The outbreak of Marburg haemorrhagic fever in Angola in 2004-2005 shows once again the devastating and rapid spread of viral haemorrhagic fevers in medical settings where hygiene practices are poorly applied or ignored. The legacy of years of war and poverty in Angola has resulted in very poor medical education and services. The initial high rate of infection among infants in Angola may have been related to poor hospital practices, possibly administration of vaccines. Though the outbreak in Angola was in a part of Africa not previously known to have filovirus infection, prior ecological modelling had predicted this location and many others. Prevention of future outbreaks will not be easy. The urgent need is dissemination of knowledge and the training, discipline and resources for good clinical practice. Educating the public to demand higher standards could be a powerful tool. Good practices are difficult to establish and maintain on the scale needed. PMID:16373655

Fisher-Hoch, Susan P

2005-01-01

404

"What is this genetics, anyway?" Understandings of genetics, illness causality and inheritance among British Pakistani users of genetic services.  

PubMed

Misconceptions about basic genetic concepts and inheritance patterns may be widespread in the general population. This paper investigates understandings of genetics, illness causality and inheritance among British Pakistanis referred to a UK genetics clinic. During participant observation of genetics clinic consultations and semi-structured interviews in Urdu or English in respondents' homes, we identified an array of environmental, behavioral and spiritual understandings of the causes of medical and intellectual problems. Misconceptions about the location of genetic information in the body and of genetic mechanisms of inheritance were common, reflected the range of everyday theories observed for White British patients and included the belief that a child receives more genetic material from the father than the mother. Despite some participants' conversational use of genetic terminology, some patients had assimilated genetic information in ways that conflict with genetic theory with potentially serious clinical consequences. Additionally, skepticism of genetic theories of illness reflected a rejection of a dominant discourse of genetic risk that stigmatizes cousin marriages. Patients referred to genetics clinics may not easily surrender their lay or personal theories about the causes of their own or their child's condition and their understandings of genetic risk. Genetic counselors may need to identify, work with and at times challenge patients' understandings of illness causality and inheritance. PMID:18607703

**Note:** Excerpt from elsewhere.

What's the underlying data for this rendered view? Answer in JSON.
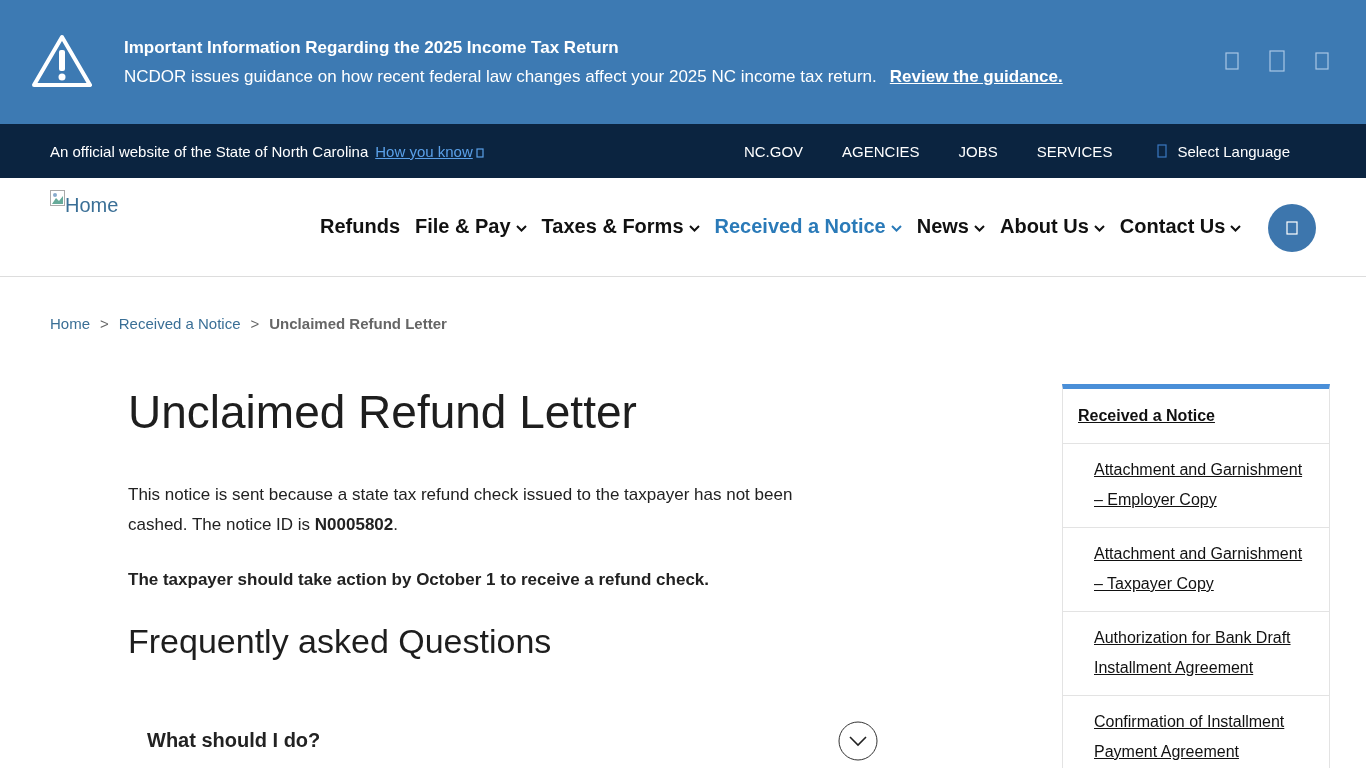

Shaw, Alison; Hurst, Jane A

2008-08-01

405

A Novel Method for Viral Gene Delivery in Solid Tumors  

Microsoft Academic Search

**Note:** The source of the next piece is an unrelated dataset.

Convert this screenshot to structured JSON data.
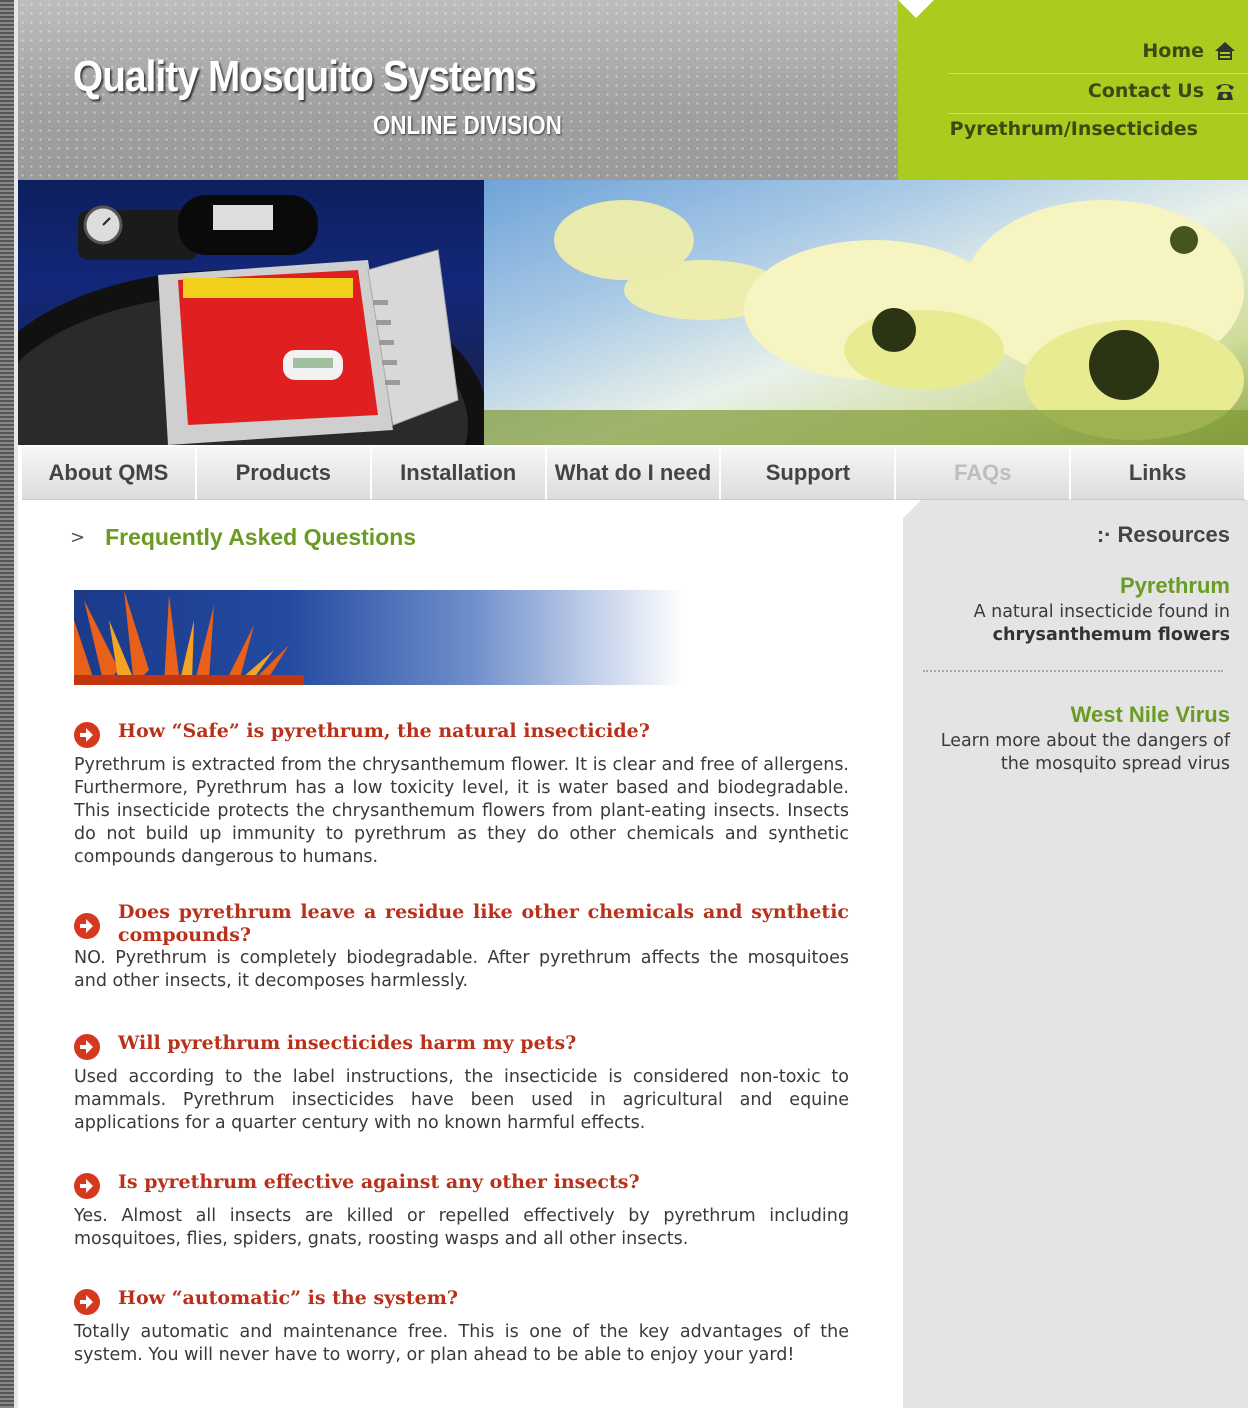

Intratumoral infusion is the most commonly used method for viral gene delivery in clinical trials for cancer treatment. However, a potential problem in this approach is that viral vectors may disseminate from tumor to normal tissues during and after the infusion. To reduce the dissemination, we developed a novel method based on a biocompatible polymer, poloxamer 407, which could significantly

Yong Wang; Shanling Liu; Chuan-Yuan Li

406

Comprehensive Analysis of Ebola Virus GP1 in Viral Entry  

Microsoft Academic Search

Ebola virus infection is initiated by interactions between the viral glycoprotein GP1 and its cognate recep- tor(s), but little is known about the structure and function of GP1 in viral entry, partly due to the concern about safety when working with the live Ebola virus and the difficulty of manipulating the RNA genome of Ebola virus. In this study, we

Balaji Manicassamy; Jizhen Wang; Haiqing Jiang; Lijun Rong

2005-01-01

407

Bovine Viral Diarrhea Virus Quasispecies during Persistent Infection  

Microsoft Academic Search

Analysis of viral genome sequences from two calves persistently infected with bovine viral diarrhea virus revealed a quasispecies distribution. The sequences encoding the glycoprotein E2 were variable, translating to a number of changes in predicted amino acid sequences. The NS3 region was found to be highly conserved in both animals. The number of E2 clones showing variant amino acids increased

Margaret E. Collins; Moira Desport; Joe Brownlie

1999-01-01